Laws like Alabama’s are archaic and dangerous, argued Ellen Kahn, the manager regarding the kids, Youth, and Families system during the Human Rights Campaign. She warned that ignoring LGBT young ones in college curricula or purposely portraying them in an adverse light can have damaging results on all children.

“If you’re in a college environment, and you also invest 1 / 2 of your waking time here, even although you have supportive family members, or even in the event that you don’t have supportive household … and also you don’t get any good communications or find a secure area in school, that’s weighing you each day,” Kahn said.

A 2015 GLSEN nationwide School Climate Survey discovered a primary correlation between schools with comprehensive curricula and “a pupil human anatomy more prone to state that their classmates and instructors had been supportive of LGBTQ people/identities,” said Becca Mui, the training manager at GLSEN. The survey discovered students that are LGBTQ comprehensive curriculum had been also less likely to want to miss college within the thirty days prior to the study; LGBTQ children often skip college if they’re facing bullying and harassment. These people were additionally less likely to want to state they could not graduate school that is high.

Stats that way are Ron Cabrera, assistant superintendent of instructional solutions and equity in Colorado’s Boulder Valley, has to hear. From their perspective, speaking about LGBTQ families in English course and discussing young ones’ intimate identity in intercourse ed class are incredibly important in aiding kids feel a part of their college community.

“We’re maybe perhaps not attempting to produce any such thing subversive,” said Cabrera. “We’re wanting to treat individuals as individuals.”

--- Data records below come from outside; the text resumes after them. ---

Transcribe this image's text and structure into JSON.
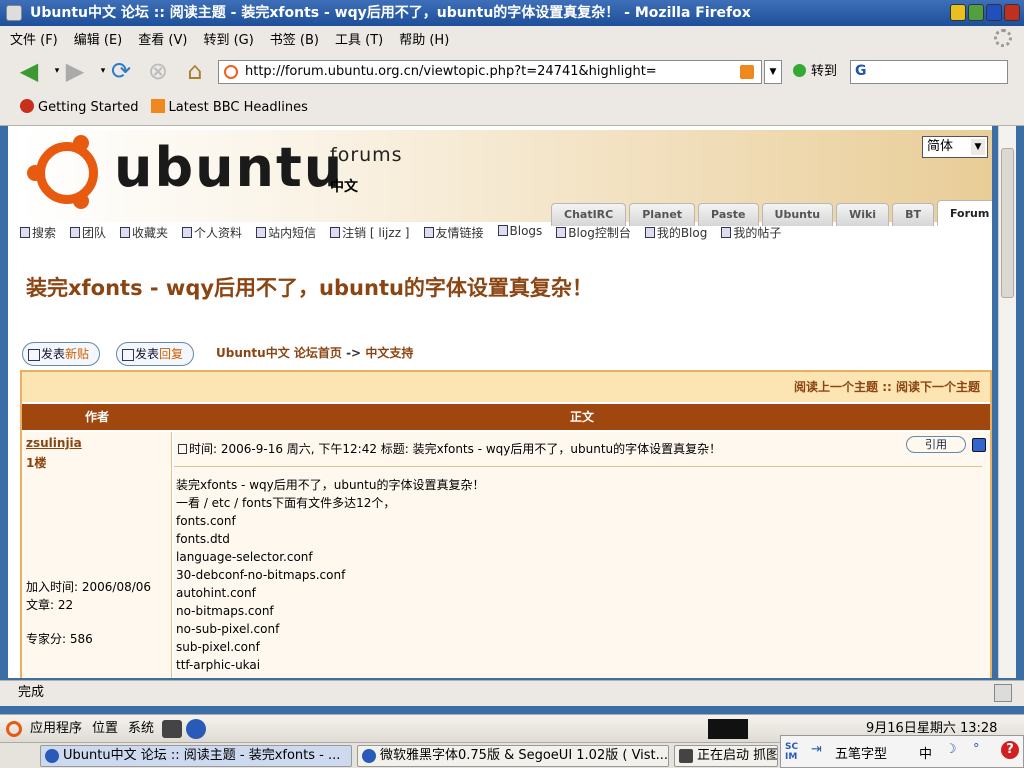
{
  "window": {
    "title": "Ubuntu中文 论坛 :: 阅读主题 - 装完xfonts - wqy后用不了，ubuntu的字体设置真复杂！ - Mozilla Firefox"
  },
  "menu": [
    "文件 (F)",
    "编辑 (E)",
    "查看 (V)",
    "转到 (G)",
    "书签 (B)",
    "工具 (T)",
    "帮助 (H)"
  ],
  "toolbar": {
    "url": "http://forum.ubuntu.org.cn/viewtopic.php?t=24741&highlight=",
    "go_label": "转到",
    "search_engine": "G"
  },
  "bookmarks": [
    "Getting Started",
    "Latest BBC Headlines"
  ],
  "banner": {
    "logo": "ubuntu",
    "forums": "forums",
    "cn": "中文",
    "lang_select": "简体"
  },
  "tabs": [
    "ChatIRC",
    "Planet",
    "Paste",
    "Ubuntu",
    "Wiki",
    "BT",
    "Forum"
  ],
  "active_tab": "Forum",
  "toplinks": [
    "搜索",
    "团队",
    "收藏夹",
    "个人资料",
    "站内短信",
    "注销 [ lijzz ]",
    "友情链接",
    "Blogs",
    "Blog控制台",
    "我的Blog",
    "我的帖子"
  ],
  "topic_title": "装完xfonts - wqy后用不了，ubuntu的字体设置真复杂！",
  "buttons": {
    "new_post_a": "发表",
    "new_post_b": "新贴",
    "reply_a": "发表",
    "reply_b": "回复"
  },
  "breadcrumb": {
    "home": "Ubuntu中文 论坛首页",
    "sep": "->",
    "section": "中文支持"
  },
  "forum_nav": {
    "prev": "阅读上一个主题",
    "sep": "::",
    "next": "阅读下一个主题"
  },
  "columns": {
    "author": "作者",
    "body": "正文"
  },
  "post": {
    "author": "zsulinjia",
    "floor": "1楼",
    "joined": "加入时间: 2006/08/06",
    "posts": "文章: 22",
    "score": "专家分: 586",
    "header": "时间: 2006-9-16 周六, 下午12:42    标题: 装完xfonts - wqy后用不了，ubuntu的字体设置真复杂！",
    "quote": "引用",
    "lines": [
      "装完xfonts - wqy后用不了，ubuntu的字体设置真复杂！",
      "一看 / etc / fonts下面有文件多达12个，",
      "fonts.conf",
      "fonts.dtd",
      "language-selector.conf",
      "30-debconf-no-bitmaps.conf",
      "autohint.conf",
      "no-bitmaps.conf",
      "no-sub-pixel.conf",
      "sub-pixel.conf",
      "ttf-arphic-ukai"
    ]
  },
  "status": "完成",
  "panel": {
    "apps": "应用程序",
    "places": "位置",
    "system": "系统",
    "clock": "9月16日星期六 13:28"
  },
  "taskbar": [
    "Ubuntu中文 论坛 :: 阅读主题 - 装完xfonts - ...",
    "微软雅黑字体0.75版 & SegoeUI 1.02版 ( Vist...",
    "正在启动 抓图"
  ],
  "ime": {
    "logo": "SC IM",
    "mode": "五笔字型",
    "lang": "中"
  },
  "colors": {
    "accent": "#8b4513",
    "header_bg": "#a0460f",
    "ubuntu_orange": "#e85a10"
  }
}
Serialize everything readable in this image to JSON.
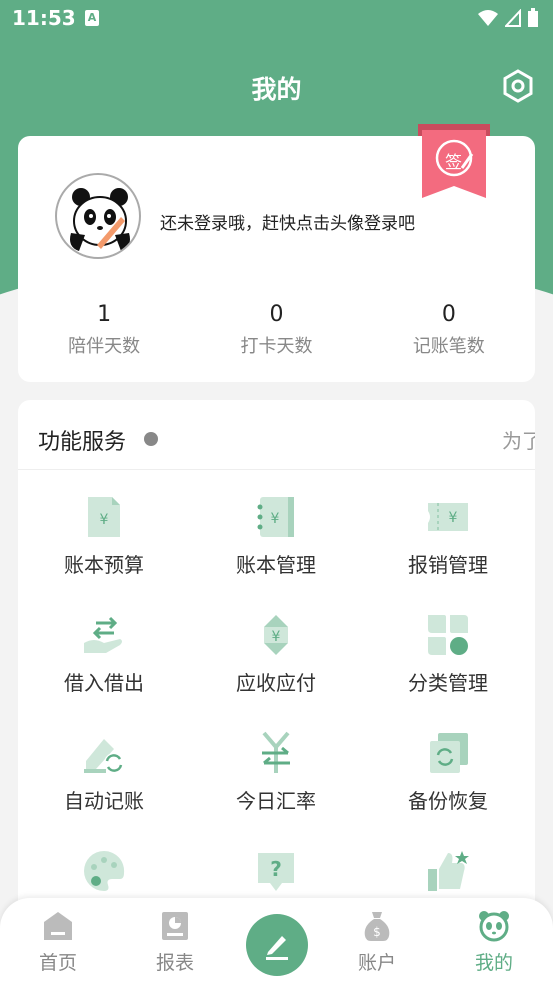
{
  "status_bar": {
    "time": "11:53",
    "notification": "A"
  },
  "header": {
    "title": "我的"
  },
  "profile": {
    "login_prompt": "还未登录哦，赶快点击头像登录吧",
    "sign_in_badge": "签",
    "stats": [
      {
        "value": "1",
        "label": "陪伴天数"
      },
      {
        "value": "0",
        "label": "打卡天数"
      },
      {
        "value": "0",
        "label": "记账笔数"
      }
    ]
  },
  "services": {
    "title": "功能服务",
    "marquee": "为了",
    "items": [
      {
        "label": "账本预算",
        "icon": "budget-icon"
      },
      {
        "label": "账本管理",
        "icon": "ledger-manage-icon"
      },
      {
        "label": "报销管理",
        "icon": "reimburse-icon"
      },
      {
        "label": "借入借出",
        "icon": "borrow-lend-icon"
      },
      {
        "label": "应收应付",
        "icon": "receivable-payable-icon"
      },
      {
        "label": "分类管理",
        "icon": "category-icon"
      },
      {
        "label": "自动记账",
        "icon": "auto-record-icon"
      },
      {
        "label": "今日汇率",
        "icon": "exchange-rate-icon"
      },
      {
        "label": "备份恢复",
        "icon": "backup-restore-icon"
      },
      {
        "label": "",
        "icon": "palette-icon"
      },
      {
        "label": "",
        "icon": "help-icon"
      },
      {
        "label": "",
        "icon": "thumbs-up-icon"
      }
    ]
  },
  "bottom_nav": {
    "items": [
      {
        "label": "首页",
        "icon": "home-icon"
      },
      {
        "label": "报表",
        "icon": "report-icon"
      },
      {
        "label": "账户",
        "icon": "account-icon"
      },
      {
        "label": "我的",
        "icon": "panda-icon",
        "active": true
      }
    ]
  },
  "colors": {
    "primary": "#5fad86",
    "icon_light": "#cfe7da",
    "icon_dark": "#5fad86",
    "ribbon": "#f36b7f"
  }
}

Not providing that therapy may have effects that are long-term young ones, stated the Human Rights Campaign’s Kahn. Cis-gender, heterosexual pupils whom don’t read about LGBTQ peers within their class room are delivered the message that is subtle there’s one thing “bad” or “wrong” due to their peers, plus it advances the opportunity the latter are going to be bullied.

In change, the stress on LGBTQ students exhibits it self in increased danger for despair, substance usage, and intimate actions that put them in danger for HIV along with other diseases that are sexually transmitted. Self-identified gay/lesbian and bisexual teenagers have already been found to own skilled sex that is early heterosexual not to make use of contraception and also to be victims of intimate physical physical violence significantly more than their heterosexual peers. The CDC reports LGBTQ students who are sexually active are significantly more likely than other students to report becoming pregnant or getting someone pregnant in line with those estimates.

However when Mary Anne Mosack, the director that is executive of, a nonprofit that advocates schools adopt “sexual-risk avoidance” curricula, looks at data like this, she views a challenge with teenager intercourse, no hassle with intercourse training. “We care quite definitely about our teens that are gay” Mosack stated, therefore the problem is not that kids aren’t being trained about homosexuality and gender identity—it’s that they aren’t hearing about abstinence.

“Teen intercourse is designated by the CDC as a danger behavior,” Mosack says. “All pupils, regardless of what sex they’re tangled up in or what orientation, they’re all in danger. Intimate wait for a teenager is just a protective element. The less life time partners, the healthiest they’ve been.”

Research reports have shown education that is abstinence-only a lot better than no intercourse training at all when it comes to getting teenagers to wait intercourse. But advocates for LGBTQ-inclusive sex ed state directly talking with young ones in regards to the realities of relationships for homosexual and transgender children is essential for harm and danger reduction, too.